A competition to build a memorial to
the victims of the commuter train bombings in Madrid last
March 11 has been won by a group of young local architects,
who propose to build a free-form glass cupola beside the Atocha
Railroad Station, where two of the trains exploded. The group,
known as the FAM Studio and composed of architects Esaú
Acosta, Raquel Buj, Pedro Colón de Carvajal, Mauro
Gil-Fournier and Miguel Jaenicke, all aged 26, won the international
competition of ideas over 289 entries and 22 finalists. The
competition was sponsored by the Spanish State and the City
of Madrid. Second and third prizes and two honorable mentions
also went to Spanish architects and designers.
The cupola stands nearly 40-feet high and is engraved with

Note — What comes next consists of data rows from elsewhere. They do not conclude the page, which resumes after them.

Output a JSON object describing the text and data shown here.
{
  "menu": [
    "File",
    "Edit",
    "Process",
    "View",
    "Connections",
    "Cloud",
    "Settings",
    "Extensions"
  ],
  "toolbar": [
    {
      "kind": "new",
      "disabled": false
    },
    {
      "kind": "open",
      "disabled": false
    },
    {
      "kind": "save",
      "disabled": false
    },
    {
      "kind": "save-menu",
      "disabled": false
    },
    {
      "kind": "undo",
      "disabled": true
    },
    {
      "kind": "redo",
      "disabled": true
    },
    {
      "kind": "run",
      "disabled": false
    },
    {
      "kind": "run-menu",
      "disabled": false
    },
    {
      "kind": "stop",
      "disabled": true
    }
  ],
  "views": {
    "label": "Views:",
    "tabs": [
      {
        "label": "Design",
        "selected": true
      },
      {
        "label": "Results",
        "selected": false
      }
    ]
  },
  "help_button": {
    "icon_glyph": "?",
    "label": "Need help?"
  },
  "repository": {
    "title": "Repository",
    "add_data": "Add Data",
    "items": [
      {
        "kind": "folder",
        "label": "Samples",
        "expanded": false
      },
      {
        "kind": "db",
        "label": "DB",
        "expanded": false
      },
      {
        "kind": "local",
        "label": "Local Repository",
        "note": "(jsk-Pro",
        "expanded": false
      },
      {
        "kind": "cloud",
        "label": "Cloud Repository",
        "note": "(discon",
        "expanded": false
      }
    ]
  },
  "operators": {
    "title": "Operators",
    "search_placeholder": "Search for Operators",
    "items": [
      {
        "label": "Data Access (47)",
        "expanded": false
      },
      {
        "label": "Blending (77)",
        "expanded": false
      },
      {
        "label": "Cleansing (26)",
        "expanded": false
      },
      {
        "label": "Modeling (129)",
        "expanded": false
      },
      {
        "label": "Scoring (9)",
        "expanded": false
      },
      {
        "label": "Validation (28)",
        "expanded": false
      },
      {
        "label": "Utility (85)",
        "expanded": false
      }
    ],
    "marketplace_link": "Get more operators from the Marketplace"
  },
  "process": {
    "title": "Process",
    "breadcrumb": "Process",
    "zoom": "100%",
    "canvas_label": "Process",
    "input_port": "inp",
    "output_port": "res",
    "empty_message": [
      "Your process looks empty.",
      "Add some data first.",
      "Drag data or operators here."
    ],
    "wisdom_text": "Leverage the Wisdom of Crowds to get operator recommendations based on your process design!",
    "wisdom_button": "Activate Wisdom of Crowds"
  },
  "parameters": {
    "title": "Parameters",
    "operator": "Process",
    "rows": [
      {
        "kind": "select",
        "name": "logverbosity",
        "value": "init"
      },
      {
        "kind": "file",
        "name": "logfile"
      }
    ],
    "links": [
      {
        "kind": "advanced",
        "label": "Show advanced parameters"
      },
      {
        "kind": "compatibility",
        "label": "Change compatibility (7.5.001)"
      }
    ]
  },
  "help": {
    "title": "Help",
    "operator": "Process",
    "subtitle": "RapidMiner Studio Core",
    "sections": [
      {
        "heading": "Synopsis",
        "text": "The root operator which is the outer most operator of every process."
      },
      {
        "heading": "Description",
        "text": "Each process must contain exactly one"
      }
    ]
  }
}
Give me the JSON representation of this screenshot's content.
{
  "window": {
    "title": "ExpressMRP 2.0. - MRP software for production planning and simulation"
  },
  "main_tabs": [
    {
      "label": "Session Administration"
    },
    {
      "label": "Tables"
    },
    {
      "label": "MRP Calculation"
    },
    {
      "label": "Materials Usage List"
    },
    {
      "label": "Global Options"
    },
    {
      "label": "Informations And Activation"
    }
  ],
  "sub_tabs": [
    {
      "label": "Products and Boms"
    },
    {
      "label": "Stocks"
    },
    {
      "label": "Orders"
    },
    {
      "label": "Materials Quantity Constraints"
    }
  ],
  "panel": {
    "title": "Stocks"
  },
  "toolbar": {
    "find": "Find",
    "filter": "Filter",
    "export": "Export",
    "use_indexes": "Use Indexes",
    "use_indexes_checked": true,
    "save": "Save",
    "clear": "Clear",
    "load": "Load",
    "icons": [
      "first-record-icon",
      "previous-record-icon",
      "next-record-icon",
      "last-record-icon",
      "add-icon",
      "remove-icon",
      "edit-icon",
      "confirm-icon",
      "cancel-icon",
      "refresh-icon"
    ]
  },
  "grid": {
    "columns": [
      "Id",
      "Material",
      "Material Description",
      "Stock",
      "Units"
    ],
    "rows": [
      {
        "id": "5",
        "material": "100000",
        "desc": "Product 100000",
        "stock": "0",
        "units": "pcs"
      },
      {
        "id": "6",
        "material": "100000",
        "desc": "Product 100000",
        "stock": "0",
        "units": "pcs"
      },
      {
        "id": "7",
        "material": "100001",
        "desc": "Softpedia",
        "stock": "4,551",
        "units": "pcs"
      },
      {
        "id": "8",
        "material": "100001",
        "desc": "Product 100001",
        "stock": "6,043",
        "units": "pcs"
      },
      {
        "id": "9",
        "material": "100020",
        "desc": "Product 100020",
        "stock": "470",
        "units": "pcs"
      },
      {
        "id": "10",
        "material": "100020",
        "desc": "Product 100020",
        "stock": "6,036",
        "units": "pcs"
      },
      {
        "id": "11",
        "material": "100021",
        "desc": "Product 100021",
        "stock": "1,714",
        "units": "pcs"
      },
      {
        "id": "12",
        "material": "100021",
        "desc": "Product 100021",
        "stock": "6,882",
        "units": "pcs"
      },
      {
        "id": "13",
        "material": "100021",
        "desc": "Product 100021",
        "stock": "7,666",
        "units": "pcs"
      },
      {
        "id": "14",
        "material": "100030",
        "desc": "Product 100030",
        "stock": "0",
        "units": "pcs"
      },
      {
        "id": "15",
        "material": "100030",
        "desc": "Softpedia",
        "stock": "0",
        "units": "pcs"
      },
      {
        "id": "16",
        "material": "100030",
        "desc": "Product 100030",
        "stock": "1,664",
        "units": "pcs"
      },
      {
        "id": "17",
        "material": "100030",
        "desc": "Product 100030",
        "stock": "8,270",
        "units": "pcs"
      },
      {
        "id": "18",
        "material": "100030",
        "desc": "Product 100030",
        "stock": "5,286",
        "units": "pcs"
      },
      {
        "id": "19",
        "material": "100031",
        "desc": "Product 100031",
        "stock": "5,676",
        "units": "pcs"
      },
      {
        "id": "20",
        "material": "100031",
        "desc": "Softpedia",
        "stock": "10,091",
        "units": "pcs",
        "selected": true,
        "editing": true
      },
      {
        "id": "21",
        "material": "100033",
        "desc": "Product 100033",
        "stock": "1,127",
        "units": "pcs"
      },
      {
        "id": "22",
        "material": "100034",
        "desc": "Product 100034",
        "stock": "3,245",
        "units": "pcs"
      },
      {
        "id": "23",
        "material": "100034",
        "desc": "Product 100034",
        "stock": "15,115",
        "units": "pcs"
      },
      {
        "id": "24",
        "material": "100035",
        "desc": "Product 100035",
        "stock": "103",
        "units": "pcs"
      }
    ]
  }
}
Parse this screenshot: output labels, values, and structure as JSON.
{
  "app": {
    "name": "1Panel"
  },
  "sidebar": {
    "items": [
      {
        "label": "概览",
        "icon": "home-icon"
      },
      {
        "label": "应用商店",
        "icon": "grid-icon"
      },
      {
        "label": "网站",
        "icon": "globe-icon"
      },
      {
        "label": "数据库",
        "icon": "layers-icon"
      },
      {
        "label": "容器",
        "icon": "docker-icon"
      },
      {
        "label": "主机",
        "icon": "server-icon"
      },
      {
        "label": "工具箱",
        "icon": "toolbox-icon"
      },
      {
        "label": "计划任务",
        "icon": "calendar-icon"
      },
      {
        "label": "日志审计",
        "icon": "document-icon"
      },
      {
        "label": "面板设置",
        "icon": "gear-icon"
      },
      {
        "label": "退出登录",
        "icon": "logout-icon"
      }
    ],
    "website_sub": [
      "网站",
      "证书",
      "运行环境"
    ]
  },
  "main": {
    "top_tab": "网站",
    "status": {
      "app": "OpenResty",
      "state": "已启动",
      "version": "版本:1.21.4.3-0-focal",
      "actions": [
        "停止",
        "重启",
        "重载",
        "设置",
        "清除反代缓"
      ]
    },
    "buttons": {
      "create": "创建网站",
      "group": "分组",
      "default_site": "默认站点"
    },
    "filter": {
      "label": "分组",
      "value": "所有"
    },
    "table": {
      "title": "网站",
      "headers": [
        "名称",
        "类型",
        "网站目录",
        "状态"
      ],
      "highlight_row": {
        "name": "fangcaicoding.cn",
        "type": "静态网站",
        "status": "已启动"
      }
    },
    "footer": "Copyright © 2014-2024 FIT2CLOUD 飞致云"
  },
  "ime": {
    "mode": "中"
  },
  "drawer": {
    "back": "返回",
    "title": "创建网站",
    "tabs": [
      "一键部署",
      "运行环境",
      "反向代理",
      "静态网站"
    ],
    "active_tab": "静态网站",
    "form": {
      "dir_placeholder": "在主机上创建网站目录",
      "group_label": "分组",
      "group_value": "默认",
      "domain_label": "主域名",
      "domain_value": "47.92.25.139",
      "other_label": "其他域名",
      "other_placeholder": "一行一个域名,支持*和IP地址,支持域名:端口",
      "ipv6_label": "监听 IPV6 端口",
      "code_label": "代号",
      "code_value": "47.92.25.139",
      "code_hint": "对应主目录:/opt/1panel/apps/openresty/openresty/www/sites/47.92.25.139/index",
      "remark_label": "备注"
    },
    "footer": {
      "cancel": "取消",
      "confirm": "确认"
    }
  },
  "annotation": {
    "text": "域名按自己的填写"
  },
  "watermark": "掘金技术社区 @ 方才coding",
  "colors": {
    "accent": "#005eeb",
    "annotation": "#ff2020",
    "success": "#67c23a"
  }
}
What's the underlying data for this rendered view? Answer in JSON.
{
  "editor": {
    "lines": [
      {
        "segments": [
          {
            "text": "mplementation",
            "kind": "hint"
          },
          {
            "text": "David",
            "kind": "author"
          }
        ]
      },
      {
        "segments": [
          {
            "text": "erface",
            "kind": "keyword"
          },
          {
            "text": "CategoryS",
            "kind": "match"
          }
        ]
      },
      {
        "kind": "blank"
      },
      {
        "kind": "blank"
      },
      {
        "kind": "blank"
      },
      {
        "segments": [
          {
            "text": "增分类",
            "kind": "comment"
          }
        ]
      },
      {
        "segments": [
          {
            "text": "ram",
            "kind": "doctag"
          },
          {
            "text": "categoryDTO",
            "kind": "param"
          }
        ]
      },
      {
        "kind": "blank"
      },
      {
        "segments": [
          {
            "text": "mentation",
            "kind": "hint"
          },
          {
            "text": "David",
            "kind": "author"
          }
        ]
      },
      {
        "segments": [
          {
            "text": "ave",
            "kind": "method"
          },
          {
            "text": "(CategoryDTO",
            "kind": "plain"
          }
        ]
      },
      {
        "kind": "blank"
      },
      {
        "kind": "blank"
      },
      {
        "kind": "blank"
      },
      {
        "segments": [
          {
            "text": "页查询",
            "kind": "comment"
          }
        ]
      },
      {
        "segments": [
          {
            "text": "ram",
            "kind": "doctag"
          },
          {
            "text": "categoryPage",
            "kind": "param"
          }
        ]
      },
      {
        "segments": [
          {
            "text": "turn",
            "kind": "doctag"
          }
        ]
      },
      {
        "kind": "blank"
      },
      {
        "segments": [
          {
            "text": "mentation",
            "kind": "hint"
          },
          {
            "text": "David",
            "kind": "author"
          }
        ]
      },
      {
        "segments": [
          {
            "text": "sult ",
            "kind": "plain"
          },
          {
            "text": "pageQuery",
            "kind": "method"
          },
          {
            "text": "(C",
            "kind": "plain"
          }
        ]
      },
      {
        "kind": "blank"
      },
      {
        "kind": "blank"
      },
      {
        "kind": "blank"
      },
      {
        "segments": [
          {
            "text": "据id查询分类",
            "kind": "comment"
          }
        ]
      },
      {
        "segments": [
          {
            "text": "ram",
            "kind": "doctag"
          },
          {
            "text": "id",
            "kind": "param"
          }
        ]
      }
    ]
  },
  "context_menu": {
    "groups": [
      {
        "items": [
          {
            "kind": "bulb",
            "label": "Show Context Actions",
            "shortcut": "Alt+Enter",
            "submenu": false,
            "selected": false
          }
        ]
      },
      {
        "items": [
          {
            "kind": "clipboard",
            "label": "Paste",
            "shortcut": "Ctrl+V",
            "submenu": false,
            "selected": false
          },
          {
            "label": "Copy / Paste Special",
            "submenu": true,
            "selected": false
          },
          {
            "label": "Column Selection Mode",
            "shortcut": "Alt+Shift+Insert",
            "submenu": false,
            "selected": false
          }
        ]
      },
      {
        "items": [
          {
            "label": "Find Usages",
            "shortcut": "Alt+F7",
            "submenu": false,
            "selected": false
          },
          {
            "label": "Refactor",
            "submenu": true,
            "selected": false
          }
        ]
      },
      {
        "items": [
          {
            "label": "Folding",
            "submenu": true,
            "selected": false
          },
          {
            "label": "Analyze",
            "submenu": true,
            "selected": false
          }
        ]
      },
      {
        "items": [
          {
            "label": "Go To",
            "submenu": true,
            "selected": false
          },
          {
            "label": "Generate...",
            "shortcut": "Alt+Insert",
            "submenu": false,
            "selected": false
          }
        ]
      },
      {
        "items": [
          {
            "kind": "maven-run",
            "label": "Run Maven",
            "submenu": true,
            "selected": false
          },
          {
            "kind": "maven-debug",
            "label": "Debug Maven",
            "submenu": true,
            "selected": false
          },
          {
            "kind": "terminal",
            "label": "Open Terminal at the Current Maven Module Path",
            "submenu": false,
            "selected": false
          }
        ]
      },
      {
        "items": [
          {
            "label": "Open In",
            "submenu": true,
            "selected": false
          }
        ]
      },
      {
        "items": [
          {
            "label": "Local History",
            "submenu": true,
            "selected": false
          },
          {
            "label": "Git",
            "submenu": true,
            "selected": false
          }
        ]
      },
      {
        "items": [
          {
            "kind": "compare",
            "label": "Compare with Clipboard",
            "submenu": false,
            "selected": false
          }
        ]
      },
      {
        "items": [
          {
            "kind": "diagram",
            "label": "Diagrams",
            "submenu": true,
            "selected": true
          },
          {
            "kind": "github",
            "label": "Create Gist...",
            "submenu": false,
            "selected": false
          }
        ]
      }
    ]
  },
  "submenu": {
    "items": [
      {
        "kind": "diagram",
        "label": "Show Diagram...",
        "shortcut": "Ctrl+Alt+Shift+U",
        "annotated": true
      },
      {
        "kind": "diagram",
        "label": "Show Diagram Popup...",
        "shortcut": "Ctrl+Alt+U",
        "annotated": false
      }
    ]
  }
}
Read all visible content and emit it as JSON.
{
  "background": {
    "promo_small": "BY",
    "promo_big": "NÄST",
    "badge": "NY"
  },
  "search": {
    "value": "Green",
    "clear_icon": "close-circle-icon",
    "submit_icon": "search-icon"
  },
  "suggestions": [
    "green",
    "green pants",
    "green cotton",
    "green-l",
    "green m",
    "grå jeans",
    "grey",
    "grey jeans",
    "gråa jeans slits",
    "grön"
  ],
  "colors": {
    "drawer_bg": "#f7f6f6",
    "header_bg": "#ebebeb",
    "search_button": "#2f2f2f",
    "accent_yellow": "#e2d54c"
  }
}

many of the handwritten testimonials that mourners left at
the station in the weeks following the attack, expressing
solidarity with the victims and denouncing terrorism and violence.
At the request of Spain's Association of Victims of Terrorism,
the architects revised their initial proposal to engrave the
names of the 192 dead in the blasts. The engravings are arranged
so as to be illuminated sequentially by the course of the
sun through the day and the seasons, and will be lit from
within at night.
Details for the project are currently being studied, including
the viability of a below-ground meditation chamber under the
cupola, which will stand in the center of a traffic island
and over a subway station. Madrid Mayor Alberto Ruiz Gallardón
expressed his hope to open the memorial on the first anniversary
of the attack, but stressed that "more important is that
it fully represent the spirit of transcendence we all hope
to achieve with this homage."